It has been quite a long time since China is being using a specific set of rules on the Internet known a Firewall to prevent its users from accessing foreign websites to that they remain safe from threats.
But in a recent series of attacks on websites that try to help Internet users in China circumvent this censorship, the Great Firewall appears to have been used instead as a weapon, diverting a portion of the torrents of Internet traffic that flow through it to overload targeted websites.
However, the nation is somewhere harming their own company, Baidu. This attack will, in advance harm the advertising and analytics traffic intended for Baidu, China’s biggest Search Engine. The huge flow of traffic has the effect of crashing the sites.

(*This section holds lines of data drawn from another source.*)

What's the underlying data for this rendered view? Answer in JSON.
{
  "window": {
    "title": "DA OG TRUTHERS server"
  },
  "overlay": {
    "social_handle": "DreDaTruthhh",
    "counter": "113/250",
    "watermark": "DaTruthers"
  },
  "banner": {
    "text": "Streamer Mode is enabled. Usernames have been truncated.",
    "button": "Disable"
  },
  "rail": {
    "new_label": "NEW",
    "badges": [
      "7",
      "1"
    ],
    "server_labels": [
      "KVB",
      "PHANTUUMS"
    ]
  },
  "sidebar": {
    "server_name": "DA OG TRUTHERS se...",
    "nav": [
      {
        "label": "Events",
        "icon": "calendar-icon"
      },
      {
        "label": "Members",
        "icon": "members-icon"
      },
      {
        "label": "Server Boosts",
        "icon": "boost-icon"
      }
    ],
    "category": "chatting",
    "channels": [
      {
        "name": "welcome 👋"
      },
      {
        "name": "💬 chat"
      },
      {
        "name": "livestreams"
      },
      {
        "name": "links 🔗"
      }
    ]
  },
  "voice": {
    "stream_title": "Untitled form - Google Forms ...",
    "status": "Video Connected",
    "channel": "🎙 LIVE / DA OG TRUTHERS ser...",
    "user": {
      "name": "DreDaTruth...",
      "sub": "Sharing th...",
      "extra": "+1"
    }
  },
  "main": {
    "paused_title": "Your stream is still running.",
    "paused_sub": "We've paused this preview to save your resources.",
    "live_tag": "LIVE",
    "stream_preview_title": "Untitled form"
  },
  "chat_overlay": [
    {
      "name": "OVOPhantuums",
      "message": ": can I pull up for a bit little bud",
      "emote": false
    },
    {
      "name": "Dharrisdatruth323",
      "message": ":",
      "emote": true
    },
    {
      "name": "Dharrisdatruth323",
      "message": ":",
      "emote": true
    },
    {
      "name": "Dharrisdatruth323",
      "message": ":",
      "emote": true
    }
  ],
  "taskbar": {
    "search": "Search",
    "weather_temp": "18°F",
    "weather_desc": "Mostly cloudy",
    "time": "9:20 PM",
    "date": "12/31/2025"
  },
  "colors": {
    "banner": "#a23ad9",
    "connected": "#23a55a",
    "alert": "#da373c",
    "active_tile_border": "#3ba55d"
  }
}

This effective, new, and cheap strategy shows how it’s being an difficult task for Bejing to manage web traffic with the aim of encouraging the growth of its tech sector. Since GitHub is fully encrypted, it is difficult for the local web filters in China to locate and apply codes that are useful for programmers. In 2013, when the nation imposed complete ban of GitHub, it caused a lot of trouble to the web publishers and engineers, forcing the government to unblock it again.
Eileen Murphy, a spokeswoman for The Times, declined to comment on the attacks.
“This is a huge problem for free expression,” said Lokman Tsui, an assistant professor at the Chinese University of Hong Kong. He added that these attacks could lead sites like GitHub to decide it is too much trouble to host content deemed problematic by China.
“This is a message to the people who maintain GitHub: Either you kick out GreatFire and The New York Times, or we’ll keep this up,” said Mikko Hypponen, the chief research officer at the security firm F-Secure.